Jump to content

Unofficial Home of Old Simplicity & Allis-Chalmers Garden Tractors

An Easy Way to Set Timing on Old Briggs?


MarcS

Recommended Posts

Does anyone know of a quick and easy way to set the timing on old Briggs cast iron engines? Can't do it in the tractor because I can't get at the mag then. Have the engine out and on the bench. Any advice? Thanks in advance, Todder
Link to comment
Share on other sites

Todder, If you have a B & S Service Manual for the engine they give a procedure for setting the timing. Basically you do it on the bench with an ohm meter, or light bulb & battery, to set the points to break open at the right time (assuming the pickup coil is properly located and aligned with the marks). On my Model 19 the points are set at 0.020" with the points set to just open in the normal direction of rotation the Magna-Matic rotor is aligned to match the timing mark for a 23-A or 19. For a 19D with external armature set the points to 0.020". Then loosely install the flywheel with key and turn the flywheel until the points just start to open. At this point align the arrow on the armature with the arrow on the flywhee, remove the flywheel & tighten the armature bolts. The air gap between the armature and flywheel should be 0.010 to 0.014". Hope this helps. Roy
Link to comment
Share on other sites

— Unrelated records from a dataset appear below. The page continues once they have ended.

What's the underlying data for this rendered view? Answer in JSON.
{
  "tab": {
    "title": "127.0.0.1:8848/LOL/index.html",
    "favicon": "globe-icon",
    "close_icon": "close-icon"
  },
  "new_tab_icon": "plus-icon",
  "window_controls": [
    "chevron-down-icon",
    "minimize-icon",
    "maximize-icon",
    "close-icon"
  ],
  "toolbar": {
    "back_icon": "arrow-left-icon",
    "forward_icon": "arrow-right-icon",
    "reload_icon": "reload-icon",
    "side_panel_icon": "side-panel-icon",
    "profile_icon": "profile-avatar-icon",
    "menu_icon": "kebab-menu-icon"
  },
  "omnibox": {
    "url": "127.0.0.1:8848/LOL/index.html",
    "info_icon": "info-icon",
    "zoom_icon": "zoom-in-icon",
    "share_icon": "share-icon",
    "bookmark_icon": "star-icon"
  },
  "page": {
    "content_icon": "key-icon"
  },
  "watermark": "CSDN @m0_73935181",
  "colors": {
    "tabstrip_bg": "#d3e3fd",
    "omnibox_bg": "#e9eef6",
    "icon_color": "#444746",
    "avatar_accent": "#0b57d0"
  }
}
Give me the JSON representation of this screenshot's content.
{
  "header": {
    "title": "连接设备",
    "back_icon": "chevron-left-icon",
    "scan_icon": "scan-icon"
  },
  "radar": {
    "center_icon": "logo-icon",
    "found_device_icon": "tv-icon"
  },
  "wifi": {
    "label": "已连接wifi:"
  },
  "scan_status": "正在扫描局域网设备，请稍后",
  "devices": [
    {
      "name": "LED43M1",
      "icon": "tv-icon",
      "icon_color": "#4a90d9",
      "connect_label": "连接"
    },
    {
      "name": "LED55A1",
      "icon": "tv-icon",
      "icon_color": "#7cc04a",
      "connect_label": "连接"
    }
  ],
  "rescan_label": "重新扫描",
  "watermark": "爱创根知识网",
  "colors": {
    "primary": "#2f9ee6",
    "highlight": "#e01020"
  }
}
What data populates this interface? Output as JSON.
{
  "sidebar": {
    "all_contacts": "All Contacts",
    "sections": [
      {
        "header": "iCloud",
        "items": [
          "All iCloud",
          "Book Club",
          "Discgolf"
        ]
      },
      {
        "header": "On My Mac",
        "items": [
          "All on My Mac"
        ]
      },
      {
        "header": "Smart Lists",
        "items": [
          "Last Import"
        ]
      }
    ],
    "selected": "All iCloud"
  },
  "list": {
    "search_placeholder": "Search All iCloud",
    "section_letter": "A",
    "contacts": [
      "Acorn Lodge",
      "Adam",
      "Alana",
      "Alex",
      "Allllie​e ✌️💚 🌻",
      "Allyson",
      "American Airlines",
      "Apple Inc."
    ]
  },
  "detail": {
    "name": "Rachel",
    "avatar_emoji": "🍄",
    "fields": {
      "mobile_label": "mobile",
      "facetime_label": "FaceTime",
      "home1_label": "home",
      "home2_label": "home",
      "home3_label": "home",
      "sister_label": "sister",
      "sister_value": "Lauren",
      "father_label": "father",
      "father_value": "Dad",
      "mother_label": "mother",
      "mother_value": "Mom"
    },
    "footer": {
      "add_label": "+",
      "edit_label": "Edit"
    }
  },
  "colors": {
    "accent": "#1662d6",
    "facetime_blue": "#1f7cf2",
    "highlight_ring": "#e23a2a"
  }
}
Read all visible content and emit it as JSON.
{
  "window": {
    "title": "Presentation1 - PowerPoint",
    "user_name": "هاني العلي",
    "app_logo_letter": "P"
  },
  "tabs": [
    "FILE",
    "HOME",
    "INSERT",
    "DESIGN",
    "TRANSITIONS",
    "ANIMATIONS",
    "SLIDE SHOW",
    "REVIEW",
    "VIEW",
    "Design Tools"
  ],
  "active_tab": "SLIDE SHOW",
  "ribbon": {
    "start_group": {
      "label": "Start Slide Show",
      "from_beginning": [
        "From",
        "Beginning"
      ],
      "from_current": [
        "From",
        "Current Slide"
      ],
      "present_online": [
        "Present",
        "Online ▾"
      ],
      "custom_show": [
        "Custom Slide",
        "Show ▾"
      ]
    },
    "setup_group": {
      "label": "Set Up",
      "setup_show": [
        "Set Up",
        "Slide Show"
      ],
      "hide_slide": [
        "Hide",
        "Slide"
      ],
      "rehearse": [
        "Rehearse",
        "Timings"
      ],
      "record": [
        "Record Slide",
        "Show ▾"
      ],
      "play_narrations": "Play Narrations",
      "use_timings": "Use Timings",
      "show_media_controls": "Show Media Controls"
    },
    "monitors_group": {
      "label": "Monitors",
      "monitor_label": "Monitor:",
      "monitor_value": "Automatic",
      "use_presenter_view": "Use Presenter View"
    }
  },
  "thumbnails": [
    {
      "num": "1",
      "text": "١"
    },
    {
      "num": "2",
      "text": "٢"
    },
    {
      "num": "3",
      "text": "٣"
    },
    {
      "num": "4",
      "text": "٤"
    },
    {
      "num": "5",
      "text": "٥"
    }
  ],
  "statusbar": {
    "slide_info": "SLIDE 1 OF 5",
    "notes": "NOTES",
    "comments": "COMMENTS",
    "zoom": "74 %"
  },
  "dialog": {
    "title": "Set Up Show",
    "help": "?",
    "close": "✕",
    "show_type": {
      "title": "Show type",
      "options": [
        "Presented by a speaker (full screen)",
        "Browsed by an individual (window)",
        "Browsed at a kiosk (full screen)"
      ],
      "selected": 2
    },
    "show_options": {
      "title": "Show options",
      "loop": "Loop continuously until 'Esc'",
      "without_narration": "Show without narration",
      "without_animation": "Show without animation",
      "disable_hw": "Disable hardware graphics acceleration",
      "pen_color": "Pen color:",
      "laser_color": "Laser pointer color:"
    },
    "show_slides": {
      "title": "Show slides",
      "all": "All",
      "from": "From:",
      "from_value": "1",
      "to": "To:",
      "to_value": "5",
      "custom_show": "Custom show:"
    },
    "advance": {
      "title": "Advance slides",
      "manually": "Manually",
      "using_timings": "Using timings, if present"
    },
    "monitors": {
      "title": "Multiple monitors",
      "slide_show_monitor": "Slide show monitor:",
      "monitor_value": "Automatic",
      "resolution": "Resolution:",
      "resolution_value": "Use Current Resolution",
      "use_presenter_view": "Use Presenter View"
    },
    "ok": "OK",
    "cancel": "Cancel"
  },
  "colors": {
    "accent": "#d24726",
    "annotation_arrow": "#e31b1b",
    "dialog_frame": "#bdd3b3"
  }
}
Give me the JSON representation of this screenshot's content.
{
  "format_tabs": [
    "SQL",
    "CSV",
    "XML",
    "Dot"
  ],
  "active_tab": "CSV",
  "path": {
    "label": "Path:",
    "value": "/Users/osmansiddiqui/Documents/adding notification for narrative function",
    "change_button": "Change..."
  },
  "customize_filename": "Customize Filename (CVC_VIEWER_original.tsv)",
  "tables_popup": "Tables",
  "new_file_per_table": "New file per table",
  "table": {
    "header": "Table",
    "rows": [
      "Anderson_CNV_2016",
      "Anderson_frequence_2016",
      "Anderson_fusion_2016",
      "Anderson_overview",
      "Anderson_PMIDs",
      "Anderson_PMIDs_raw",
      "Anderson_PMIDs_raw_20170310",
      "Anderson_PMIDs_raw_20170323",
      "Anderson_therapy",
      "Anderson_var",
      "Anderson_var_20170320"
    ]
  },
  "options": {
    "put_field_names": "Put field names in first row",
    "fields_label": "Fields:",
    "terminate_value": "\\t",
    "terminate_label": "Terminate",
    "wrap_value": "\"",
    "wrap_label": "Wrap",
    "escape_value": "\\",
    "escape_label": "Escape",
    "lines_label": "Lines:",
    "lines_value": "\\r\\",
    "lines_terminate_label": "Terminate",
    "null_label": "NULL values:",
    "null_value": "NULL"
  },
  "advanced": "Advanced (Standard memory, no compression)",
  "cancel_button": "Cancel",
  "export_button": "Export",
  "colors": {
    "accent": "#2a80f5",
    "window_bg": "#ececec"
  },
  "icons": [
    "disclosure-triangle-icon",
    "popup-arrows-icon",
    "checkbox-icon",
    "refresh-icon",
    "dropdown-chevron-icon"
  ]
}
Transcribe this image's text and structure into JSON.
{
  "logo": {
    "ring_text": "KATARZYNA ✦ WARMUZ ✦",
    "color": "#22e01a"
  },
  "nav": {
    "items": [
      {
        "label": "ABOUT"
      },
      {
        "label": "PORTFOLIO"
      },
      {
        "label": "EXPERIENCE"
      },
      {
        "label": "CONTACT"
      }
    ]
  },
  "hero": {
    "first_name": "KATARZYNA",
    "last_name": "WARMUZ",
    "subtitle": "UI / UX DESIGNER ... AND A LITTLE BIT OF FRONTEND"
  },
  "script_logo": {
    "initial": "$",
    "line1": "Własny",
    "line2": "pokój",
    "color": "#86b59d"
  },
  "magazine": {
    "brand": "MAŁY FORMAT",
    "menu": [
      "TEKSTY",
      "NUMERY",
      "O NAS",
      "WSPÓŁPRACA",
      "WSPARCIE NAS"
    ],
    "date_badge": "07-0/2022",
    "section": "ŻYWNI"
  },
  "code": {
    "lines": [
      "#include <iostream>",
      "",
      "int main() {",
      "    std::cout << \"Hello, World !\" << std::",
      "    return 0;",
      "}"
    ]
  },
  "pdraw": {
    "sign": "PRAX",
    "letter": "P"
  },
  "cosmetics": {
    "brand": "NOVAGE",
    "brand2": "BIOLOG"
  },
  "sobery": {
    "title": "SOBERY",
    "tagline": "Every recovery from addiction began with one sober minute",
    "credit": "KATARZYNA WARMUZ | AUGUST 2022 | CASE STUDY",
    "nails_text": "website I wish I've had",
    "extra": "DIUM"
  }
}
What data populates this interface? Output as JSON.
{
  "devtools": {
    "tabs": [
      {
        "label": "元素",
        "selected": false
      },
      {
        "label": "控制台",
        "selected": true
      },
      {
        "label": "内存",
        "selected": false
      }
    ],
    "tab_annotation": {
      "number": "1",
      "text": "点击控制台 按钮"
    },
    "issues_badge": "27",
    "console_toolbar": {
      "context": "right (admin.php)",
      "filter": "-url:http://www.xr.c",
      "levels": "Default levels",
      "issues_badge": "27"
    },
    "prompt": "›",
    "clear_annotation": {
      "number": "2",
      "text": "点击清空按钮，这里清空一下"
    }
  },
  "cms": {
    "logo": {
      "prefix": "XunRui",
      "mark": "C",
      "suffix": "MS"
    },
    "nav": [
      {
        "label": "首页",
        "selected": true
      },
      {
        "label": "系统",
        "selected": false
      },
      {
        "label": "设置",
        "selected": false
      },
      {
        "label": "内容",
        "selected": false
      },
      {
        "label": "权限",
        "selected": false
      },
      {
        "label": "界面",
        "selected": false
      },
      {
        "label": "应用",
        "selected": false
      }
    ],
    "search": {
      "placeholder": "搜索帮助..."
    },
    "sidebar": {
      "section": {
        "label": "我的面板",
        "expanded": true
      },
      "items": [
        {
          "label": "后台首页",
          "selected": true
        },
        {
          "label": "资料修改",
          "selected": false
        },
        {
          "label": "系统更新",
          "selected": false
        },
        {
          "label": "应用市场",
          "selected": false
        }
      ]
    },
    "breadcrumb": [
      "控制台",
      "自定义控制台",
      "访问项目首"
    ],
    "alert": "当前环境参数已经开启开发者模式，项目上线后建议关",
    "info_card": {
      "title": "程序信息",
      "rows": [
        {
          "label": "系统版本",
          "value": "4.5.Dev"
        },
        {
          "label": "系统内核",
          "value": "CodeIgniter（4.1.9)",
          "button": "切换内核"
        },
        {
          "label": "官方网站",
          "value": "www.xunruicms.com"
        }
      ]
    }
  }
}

What model are you dealing with? Oh - wait - you're the guy that said he has a 7013 Hydro that I said didn't exist! Sorry - I guess I'll have to eat my words! :) I just searched your model 1690184 and found that it is indeed a 13HP Hydro-Vickers Limited Production! I guess that would make it a 7013H-LP. I think you may have a rare one there Todd!
Link to comment
Share on other sites

OK, maybe a little further explainzation is needed. During the rebuild process the rebuilder installed a Magatron ignition. Sent in the flywheel to have repolarized and now runs fair. Have dialed in the carb as best I can, but it still seems a little retarted. So I no longer have points to set. Jeff, your right on! I knew I wasn't dreaming and thanks for the e-mail. Todder
Link to comment
Share on other sites

If you got rid of the points then you are screwed. You need them to correctly set the timing. Just put the old points back on (but you don't need the coil). Set it as the first reply said then remove the points and switch over to Magnetron. I have a 23D that doesn't have a flywheel key and it must be timed this way. To time a 19 or regular 23 just move the rotor untim the correct number lines up with the mark on the rotor. Of course, the crank must be in the correct position. But be careful because the points OPEN when fire, which seems backwards.
Link to comment
Share on other sites

Just a comment on Yeomans last sentence (reply 4.). When points are closed, current flows in the coil primary winding,and the voltage is low (6 or 12vdc). When the points open the low voltage in the coil primary winding is removed and the collapsing field induces a voltage in the secondary winding which has MANY more turns (coils) than the primary, creating several thousand volts. Kinda oversimplified, but basically a low voltage high current source produces a high voltage low current output.
Link to comment
Share on other sites

IF this is a model 23D engine you may have to fiddle with it for a long time. Yes, you have to remove the engine and set it on the bench. Only the olderones are this way not the newer ones have a plate that you slide to adjust the timing.
Link to comment
Share on other sites

Guest
This topic is now closed to further replies.
×
×
  • Create New...